What is Medical Tourism?
Medical tourism, or ‘global healthcare’ as it’s increasingly called, involves travelling to a foreign country for a medical procedure. This industry has been growing rapidly over recent years as more and more people seek faster or cheaper alternatives to the healthcare offered in their own countries. Occasionally the medical procedure needed is urgent, but more often it is an elective treatment such as cosmetic surgery or dental care.
The number of people seeking healthcare in foreign countries now runs in the millions each year. Most patients are Westerners attracted to the concept of quality surgical treatment for a fraction of the cost they would pay in their own countries. After receiving the medical treatment, the patients take a relaxing recovery vacation in the same country. Often patients can pay for their surgery, flight and a week or two at a resort for as little as a quarter of what they would have paid back at home.
Leading the medical tourism industry is India, with Thailand and Malaysia close behind. India’s medical tourism industry grows around 30 per cent annually, thanks to an aggressive marketing plan that focuses on all-inclusive package tours.
Thailand’s main institute is Bangkok’s renowned Bumrungrad Hospital, which combines luxurious accommodations with world-class treatment. Bumrungrad Hospital claims to treat more patients per year than any other facility in the world. Meanwhile Malaysia promotes its many neighbouring tourist destinations to match competitive rates, internationally-trained doctors and excellent facilities.
The medical tourism industry has emerged in response to the incredibly huge costs of having most surgical procedures performed in countries like the United States, Britain and Japan. Without medical insurance, most Westerners have no chance of being able to afford treatment, and sometimes even with insurance the costs are much higher than those offered by Asia’s medical centres. Medical tourism has become big business for these countries by offering realistic costs for patients.
Besides the obvious economic benefits of having your knee replacement surgery done in a place like India or Thailand, you can enjoy a well-deserved vacation afterwards. Depending on the nature of the medical procedure, patients can lounge on the beach or visit the major tourist attractions of the country. If the treatment is more severe, medical tourism hospitals such as Bumrungrad have accommodations that seem more like a 5-star hotel than a hospital ward.
Popular elective medical services include knee or hip joint replacements, cardiac surgery, cosmetic surgery and dental surgery. Patients in need of emergency procedures are also attracted to this concept as the wait period for certain operations can take up to a year or more in their own countries. Often they can have the procedure done immediately in another country.
Medical tourism fills a valuable niche that is desperately needed in countries with bureaucratically flawed or unaffordable healthcare.
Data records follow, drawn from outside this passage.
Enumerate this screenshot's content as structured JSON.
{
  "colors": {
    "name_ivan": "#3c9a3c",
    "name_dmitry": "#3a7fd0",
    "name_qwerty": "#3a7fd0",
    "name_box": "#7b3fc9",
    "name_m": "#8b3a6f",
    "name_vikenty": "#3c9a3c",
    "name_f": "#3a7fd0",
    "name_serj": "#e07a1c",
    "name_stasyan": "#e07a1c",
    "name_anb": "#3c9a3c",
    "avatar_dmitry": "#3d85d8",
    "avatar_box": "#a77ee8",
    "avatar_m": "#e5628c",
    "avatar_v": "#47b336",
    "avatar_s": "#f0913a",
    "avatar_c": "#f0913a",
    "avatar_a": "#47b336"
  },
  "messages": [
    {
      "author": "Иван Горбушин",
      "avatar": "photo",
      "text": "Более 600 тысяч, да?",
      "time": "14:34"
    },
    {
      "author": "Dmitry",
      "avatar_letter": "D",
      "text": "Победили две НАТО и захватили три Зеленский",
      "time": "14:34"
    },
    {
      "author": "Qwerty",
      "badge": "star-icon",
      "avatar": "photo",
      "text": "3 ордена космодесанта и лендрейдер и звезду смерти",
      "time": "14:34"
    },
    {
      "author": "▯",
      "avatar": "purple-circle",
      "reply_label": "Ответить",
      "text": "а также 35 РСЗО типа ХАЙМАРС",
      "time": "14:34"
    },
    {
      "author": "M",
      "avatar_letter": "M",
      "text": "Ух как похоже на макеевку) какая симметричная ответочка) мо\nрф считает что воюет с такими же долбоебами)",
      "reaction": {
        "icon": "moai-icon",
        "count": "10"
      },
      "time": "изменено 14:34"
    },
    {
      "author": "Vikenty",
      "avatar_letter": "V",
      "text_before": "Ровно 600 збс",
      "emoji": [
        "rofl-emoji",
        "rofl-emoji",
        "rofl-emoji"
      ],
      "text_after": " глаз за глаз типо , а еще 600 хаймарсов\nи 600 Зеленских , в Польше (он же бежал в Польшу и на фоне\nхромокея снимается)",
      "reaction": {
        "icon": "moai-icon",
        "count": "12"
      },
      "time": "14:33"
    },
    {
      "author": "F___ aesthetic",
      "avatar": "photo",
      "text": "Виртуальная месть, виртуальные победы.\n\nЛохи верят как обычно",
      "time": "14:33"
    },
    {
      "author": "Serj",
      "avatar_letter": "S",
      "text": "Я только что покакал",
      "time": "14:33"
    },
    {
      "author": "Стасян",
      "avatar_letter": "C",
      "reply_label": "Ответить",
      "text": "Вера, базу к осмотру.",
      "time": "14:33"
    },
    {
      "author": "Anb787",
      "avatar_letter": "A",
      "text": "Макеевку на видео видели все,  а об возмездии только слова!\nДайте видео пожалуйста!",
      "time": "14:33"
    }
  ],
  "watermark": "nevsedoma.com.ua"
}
This industry looks set to expand at a blistering pace over the next decade as more and more people begin to trust the quality and see the advantages of having their surgery performed in developing countries.